I will admit, I didn’t really know what to expect with The Invisible Man. Obviously, I expected an invisible man to feature, and in that respect, I was certainly not disappointed. I meant to read this in March, for Readathin, but I completely failed on that front. Uni got away with me, as I expected it probably would, and then the pandemic has meant I’ve had to move out of uni, back home, and I’ve had less concentration for reading. Still, I just got round to reading it, so I’m reviewing it. Only a month later than I wanted to have read it by! I’m going to keep this review relatively spoiler-free, but it is over 100 years old, so I’m not going to be too stringent about that. If you’ve not read it, I won’t be spoiling the finer plot details for you, don’t worry! But I will discuss the overarching plot a bit.

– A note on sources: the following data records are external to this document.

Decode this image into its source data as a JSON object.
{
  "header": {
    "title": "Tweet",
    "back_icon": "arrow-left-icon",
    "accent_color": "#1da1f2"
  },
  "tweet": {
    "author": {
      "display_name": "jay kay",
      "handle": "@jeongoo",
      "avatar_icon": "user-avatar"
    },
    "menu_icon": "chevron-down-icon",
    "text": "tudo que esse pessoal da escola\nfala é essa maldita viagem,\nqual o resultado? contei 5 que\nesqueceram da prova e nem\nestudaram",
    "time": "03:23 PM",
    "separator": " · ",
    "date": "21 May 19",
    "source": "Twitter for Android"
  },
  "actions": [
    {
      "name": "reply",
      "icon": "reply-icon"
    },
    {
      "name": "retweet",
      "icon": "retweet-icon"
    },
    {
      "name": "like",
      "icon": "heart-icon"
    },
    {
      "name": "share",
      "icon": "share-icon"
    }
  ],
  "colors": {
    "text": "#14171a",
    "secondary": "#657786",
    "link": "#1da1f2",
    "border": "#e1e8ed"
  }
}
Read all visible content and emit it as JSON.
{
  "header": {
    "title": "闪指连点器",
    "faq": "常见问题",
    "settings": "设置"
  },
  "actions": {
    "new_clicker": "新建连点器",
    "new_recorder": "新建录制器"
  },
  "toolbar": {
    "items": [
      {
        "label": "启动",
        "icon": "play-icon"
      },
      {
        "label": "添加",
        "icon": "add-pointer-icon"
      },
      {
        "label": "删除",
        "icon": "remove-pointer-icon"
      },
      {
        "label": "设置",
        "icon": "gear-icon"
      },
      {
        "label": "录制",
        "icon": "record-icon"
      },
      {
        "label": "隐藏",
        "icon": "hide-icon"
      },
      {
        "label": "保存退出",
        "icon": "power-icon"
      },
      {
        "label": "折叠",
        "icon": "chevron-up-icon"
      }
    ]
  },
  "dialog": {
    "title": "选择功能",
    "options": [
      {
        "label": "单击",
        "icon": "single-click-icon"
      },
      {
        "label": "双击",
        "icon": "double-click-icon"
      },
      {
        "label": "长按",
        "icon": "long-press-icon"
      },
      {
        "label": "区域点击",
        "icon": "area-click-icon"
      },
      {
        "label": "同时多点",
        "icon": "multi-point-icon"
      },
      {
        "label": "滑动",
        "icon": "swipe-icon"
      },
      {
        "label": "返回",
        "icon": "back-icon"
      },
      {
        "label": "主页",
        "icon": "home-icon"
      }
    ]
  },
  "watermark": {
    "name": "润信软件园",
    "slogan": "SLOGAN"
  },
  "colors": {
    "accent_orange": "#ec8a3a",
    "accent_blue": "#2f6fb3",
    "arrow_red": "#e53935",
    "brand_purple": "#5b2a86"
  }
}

I found the concept of the novel really interesting. Initially, the Invisible Man seemed to just be somewhat eccentric. He manages to integrate himself into society to some extent by covering up all his skin. The story opens when he arrives at an inn, and requests a room, and for a large part of the story, he remains in residence at the inn. In these first chapters, he seemed rude and standoffish, but as the reader fairly quickly realises the reason for his attachment to his clothing: his invisibility, it seems reasonable to assume that his attitude is another defence mechanism. I felt sorry for him somewhat, at first. I let myself think that perhaps he hadn’t wanted this, that he was afraid of being discovered, that he was pushing people away out of fear. I was wrong. Even in theses first chapters, I didn’t really feel particularly attached to any of the characters. I felt a bit of empathy for the Invisible Man, but I certainly didn’t like him.
As the story progresses, the Invisible Man turns into almost a caricature of evil. He coerces and threatens others into helping him, he steals, injures, and assaults. This side of his personality only truly emerges after his discovery and subsequent departure from the inn. It was after this point that I started to get put off a little. It felt rather The Strange Case of Dr. Jekyll and Mr. Hyde, but rather than Jekyll being the true personality, the eccentric physicist the reader is introduced to at the start is merely a mask for the true evil beneath.
The Invisible Man, on the run, eventually comes across an old acquaintance, and it is at this point that we finally find out who the Invisible Man is, and how he came to be this way. His true nature is revealed in his retelling of the past; he is not a man acting out of fear, but out of spite. As such, I didn’t really find any redeeming features in his character. I also felt the other characters weren’t fleshed out enough to really draw me in. Generally, on the character level, I wasn’t such a fan of this book, which is why I’ve not given it four stars.
On the plot and concept level, however, I did really like this book. I like the idea of the mad scientist, and Wells does a really good job of building the stakes and heightening anticipation as the climax draws near. The epilogue as well, was really interesting for me. I was intrigued by the narration of this book, as well. It’s narrated in third person, but it is not omniscient, nor does it closely follow the Invisible Man, though it does often act as if it is following him. There are sections where the narrator says they do not know what the Invisible Man was doing in certain times, whereas for the most part, the narrator follows him, recounting his private conversations.
Overall, I found this a pretty quick and enjoyable read. It’s not very long, and I easily read it in two sittings. I would definitely recommend this to anyone who’s read and enjoyed The Strange Case of Dr. Jekyll and Mr. Hyde, or anyone interested in science fiction, particularly classic sci-fi.
Rating: 3.5 stars.
This review also published on my GoodReads, goodreads.com/ells_f.